Various herbs, including ginseng and Ginkgo biloba, increase the activity of NOS. Other nutrient interactions with NO include the following:
‘ Palmitic acid, a primary fatty acid found in saturated fat, inhibits NO production in blood vessels, which may explain the link between high-saturated-fat intake and CVD. Interestingly, another fatty acid found in meat, stearic acid, doesn’t have any effect on NO production.2
‘Cruciferous vegetables, such as broccoli, put the brakes on inducible NOS, which lowers inflammation.3
‘ The B-complex vitamin folic acid is particularly important for maintaining NO levels in blood vessels because a substance produced from folic acid is required to activate NO synthase enzymes.4
‘A deficiency of the trace mineral selenium leads to excess production of inducible NOS.
‘ Cocoa potently increases NO production, likely because of its rich flavonoid content.5
‘ Conjugated linoleic acid (CLA) lowers NOS in blood vessels but also inhibits inducible NOS.6
‘ N-acetylcysteine (NAC) inhibits inducible NOS, lowering inflammation.7
‘ In low or normal amounts NO promotes testosterone release. In higher amounts it effectively blocks testosterone synthesis and release in the Leydig cells of the testes.
‘Testosterone itself promotes NO release by stimulating the activity of NOS enzymes, as does IGF-1, the primary product of growth hormone.
‘ NO is not directly involved in growth hormone release, but it does play a role in the activity of growth-hormone-releasing hormone, which is released in the brain.
Add it all up, and it makes sense to say yes to NO.
1 Roberts, C.K., et al. (1999). Acute exercise increases nitric oxide synthase activity in skeletal muscles. Am J Physiol. 277:E390-E394.
2 Moers, A., et al. (1997). Palmitic acid but not stearic acid inhibits NO production in endothelial cells. Exp Clin Endocrin Diabetes. 105(Supp):78-80.
3 Chen, Y., et al. (2003). Suppression of inducible nitric oxide production by indole and isothiocyanate derivatives from brassica plants in stimulated macrophages. Planta Med. 69:696-700.
4 Das, U. (2003). Folic acid says NO to vascular diseases. Nutrition. 8:686-92.
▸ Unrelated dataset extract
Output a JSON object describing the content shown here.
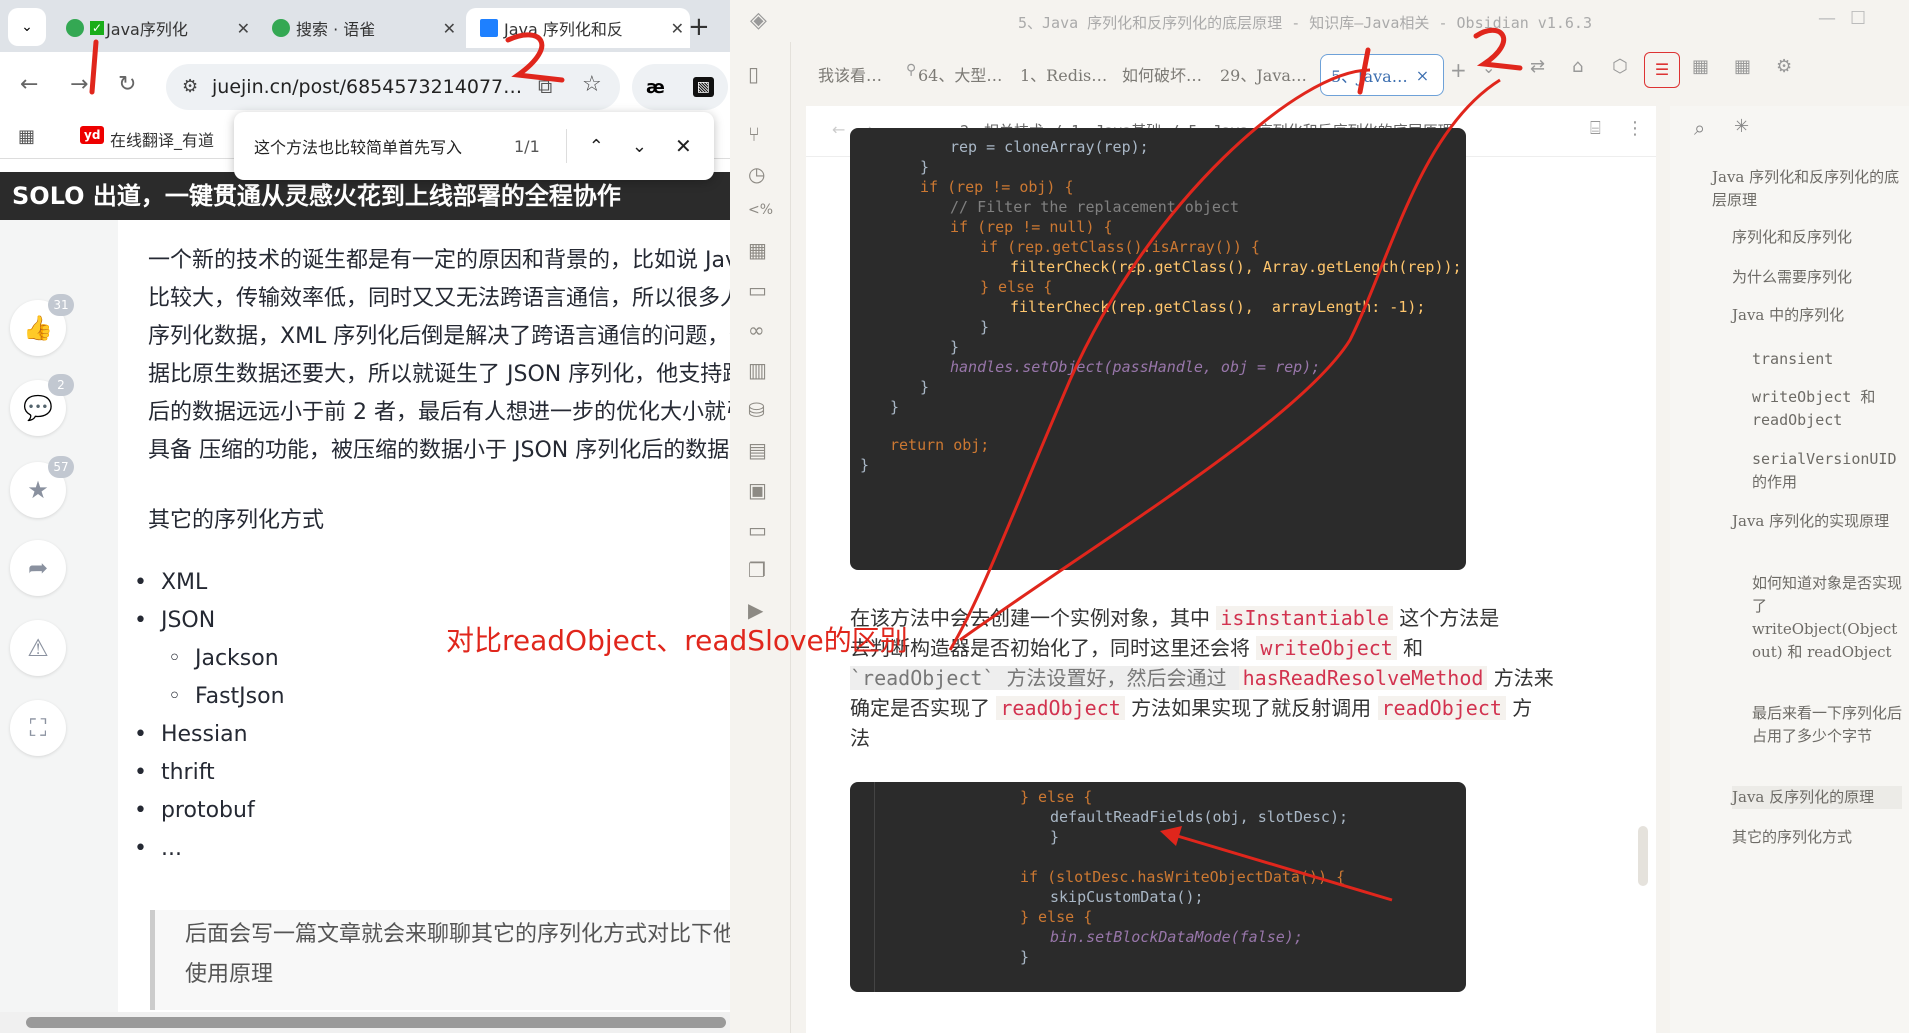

5 Fisher, N., et al. (2003). Flavonal-rich cocoa induces nitric acid’dependent vasodilation in healthy humans. J Hypertension. 21:2281-2286.
6 Eder, K., et al. (2003). Conjugated linoleic acid lowers the release of eicosanoids and nitric oxide from human endothelial cells. J Nutr. 133:4083-4089.
7 Bergamini, S., et al. (2001). N-acetulcysteine inhibits in vivo nitric oxide production by inducible nitric oxide synthase. Nitric Oxide. 5:349-60. IM